• _Directions_
From the material below, list every line containing "medical".

• _Data provided_
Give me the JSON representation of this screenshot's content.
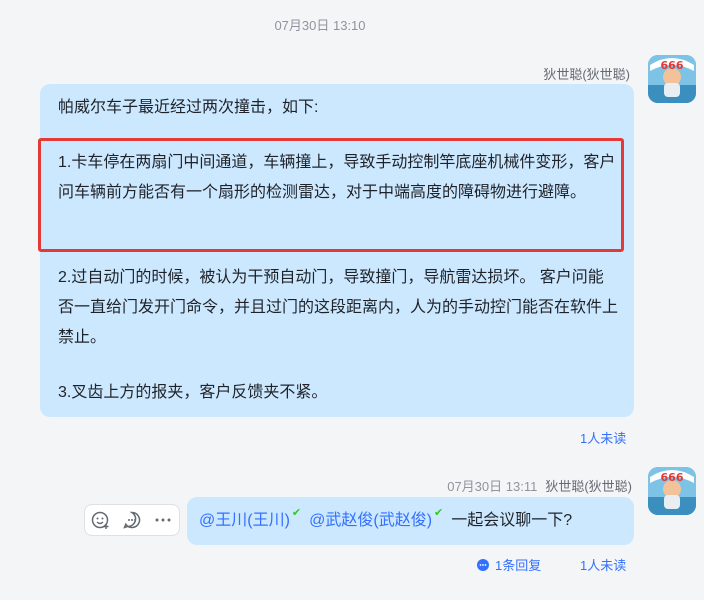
{
  "top_timestamp": "07月30日 13:10",
  "message1": {
    "sender": "狄世聪(狄世聪)",
    "intro": "帕威尔车子最近经过两次撞击，如下:",
    "paragraph1": "1.卡车停在两扇门中间通道，车辆撞上，导致手动控制竿底座机械件变形，客户问车辆前方能否有一个扇形的检测雷达，对于中端高度的障碍物进行避障。",
    "paragraph2": "2.过自动门的时候，被认为干预自动门，导致撞门，导航雷达损坏。 客户问能否一直给门发开门命令，并且过门的这段距离内，人为的手动控门能否在软件上禁止。",
    "paragraph3": "3.叉齿上方的报夹，客户反馈夹不紧。",
    "unread": "1人未读"
  },
  "message2": {
    "time": "07月30日 13:11",
    "sender": "狄世聪(狄世聪)",
    "mention1": "@王川(王川)",
    "mention2": "@武赵俊(武赵俊)",
    "text": "一起会议聊一下?",
    "reply": "1条回复",
    "unread": "1人未读"
  },
  "avatar_badge": "666",
  "colors": {
    "bubble": "#cce8ff",
    "accent": "#3370ff",
    "highlight": "#e53935"
  }
}
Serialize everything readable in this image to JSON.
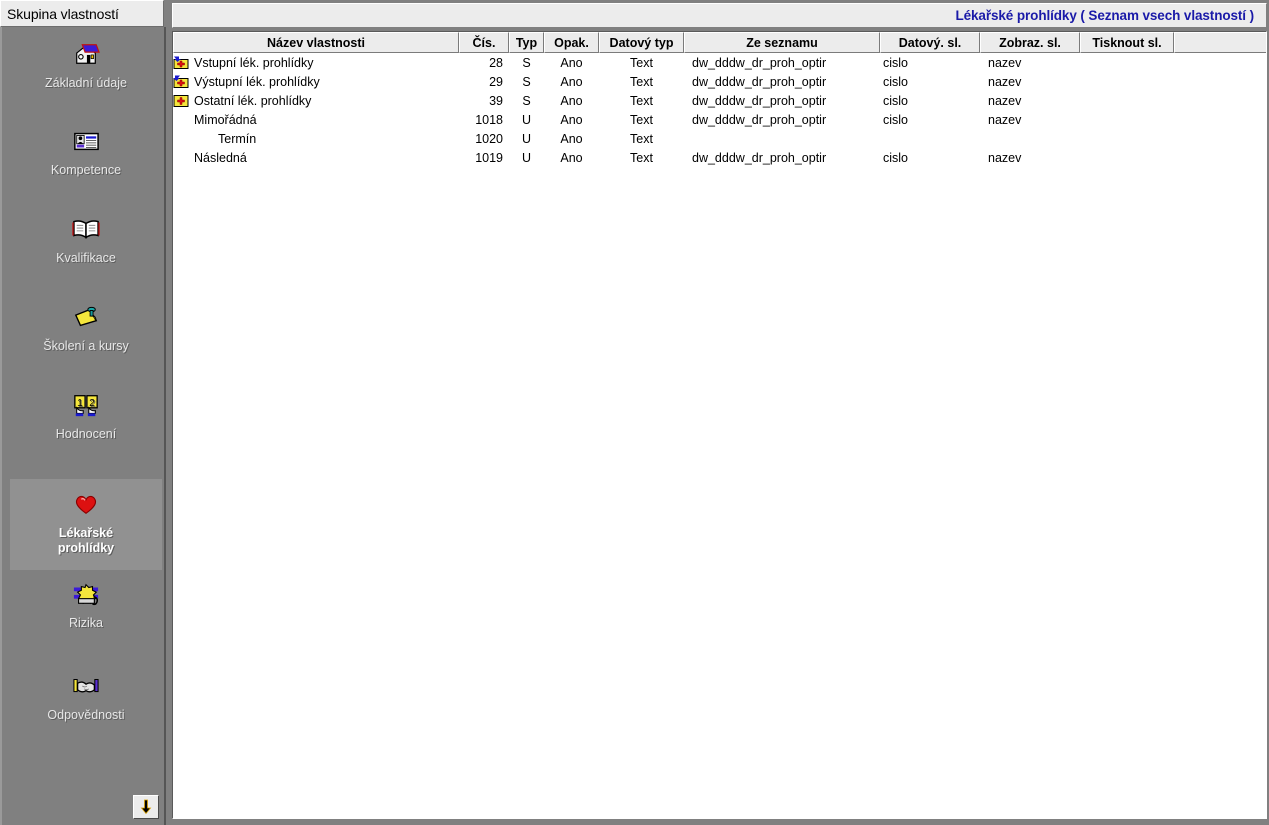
{
  "sidebar": {
    "tab_label": "Skupina vlastností",
    "scroll_down_icon": "arrow-down-icon",
    "items": [
      {
        "label": "Základní údaje",
        "icon": "house-icon",
        "selected": false
      },
      {
        "label": "Kompetence",
        "icon": "id-card-icon",
        "selected": false
      },
      {
        "label": "Kvalifikace",
        "icon": "open-book-icon",
        "selected": false
      },
      {
        "label": "Školení a kursy",
        "icon": "note-pin-icon",
        "selected": false
      },
      {
        "label": "Hodnocení",
        "icon": "rating-cards-icon",
        "selected": false
      },
      {
        "label": "Lékařské\nprohlídky",
        "icon": "heart-icon",
        "selected": true
      },
      {
        "label": "Rizika",
        "icon": "gear-wrench-icon",
        "selected": false
      },
      {
        "label": "Odpovědnosti",
        "icon": "handshake-icon",
        "selected": false
      }
    ]
  },
  "content": {
    "title": "Lékařské prohlídky  ( Seznam vsech vlastností )",
    "title_color": "#1a1aa8",
    "columns": [
      {
        "key": "name",
        "label": "Název vlastnosti"
      },
      {
        "key": "num",
        "label": "Čís."
      },
      {
        "key": "typ",
        "label": "Typ"
      },
      {
        "key": "opak",
        "label": "Opak."
      },
      {
        "key": "dtyp",
        "label": "Datový typ"
      },
      {
        "key": "seznam",
        "label": "Ze seznamu"
      },
      {
        "key": "dsl",
        "label": "Datový. sl."
      },
      {
        "key": "zsl",
        "label": "Zobraz. sl."
      },
      {
        "key": "tsl",
        "label": "Tisknout sl."
      },
      {
        "key": "filler",
        "label": ""
      }
    ],
    "rows": [
      {
        "icon": "medical-in-icon",
        "indent": 0,
        "name": "Vstupní lék. prohlídky",
        "num": "28",
        "typ": "S",
        "opak": "Ano",
        "dtyp": "Text",
        "seznam": "dw_dddw_dr_proh_optir",
        "dsl": "cislo",
        "zsl": "nazev",
        "tsl": ""
      },
      {
        "icon": "medical-out-icon",
        "indent": 0,
        "name": "Výstupní lék. prohlídky",
        "num": "29",
        "typ": "S",
        "opak": "Ano",
        "dtyp": "Text",
        "seznam": "dw_dddw_dr_proh_optir",
        "dsl": "cislo",
        "zsl": "nazev",
        "tsl": ""
      },
      {
        "icon": "medical-icon",
        "indent": 0,
        "name": "Ostatní lék. prohlídky",
        "num": "39",
        "typ": "S",
        "opak": "Ano",
        "dtyp": "Text",
        "seznam": "dw_dddw_dr_proh_optir",
        "dsl": "cislo",
        "zsl": "nazev",
        "tsl": ""
      },
      {
        "icon": "",
        "indent": 1,
        "name": "Mimořádná",
        "num": "1018",
        "typ": "U",
        "opak": "Ano",
        "dtyp": "Text",
        "seznam": "dw_dddw_dr_proh_optir",
        "dsl": "cislo",
        "zsl": "nazev",
        "tsl": ""
      },
      {
        "icon": "",
        "indent": 2,
        "name": "Termín",
        "num": "1020",
        "typ": "U",
        "opak": "Ano",
        "dtyp": "Text",
        "seznam": "",
        "dsl": "",
        "zsl": "",
        "tsl": ""
      },
      {
        "icon": "",
        "indent": 1,
        "name": "Následná",
        "num": "1019",
        "typ": "U",
        "opak": "Ano",
        "dtyp": "Text",
        "seznam": "dw_dddw_dr_proh_optir",
        "dsl": "cislo",
        "zsl": "nazev",
        "tsl": ""
      }
    ]
  }
}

• _Solution to the problem_
        "icon": "medical-in-icon",
        "icon": "medical-out-icon",
        "icon": "medical-icon",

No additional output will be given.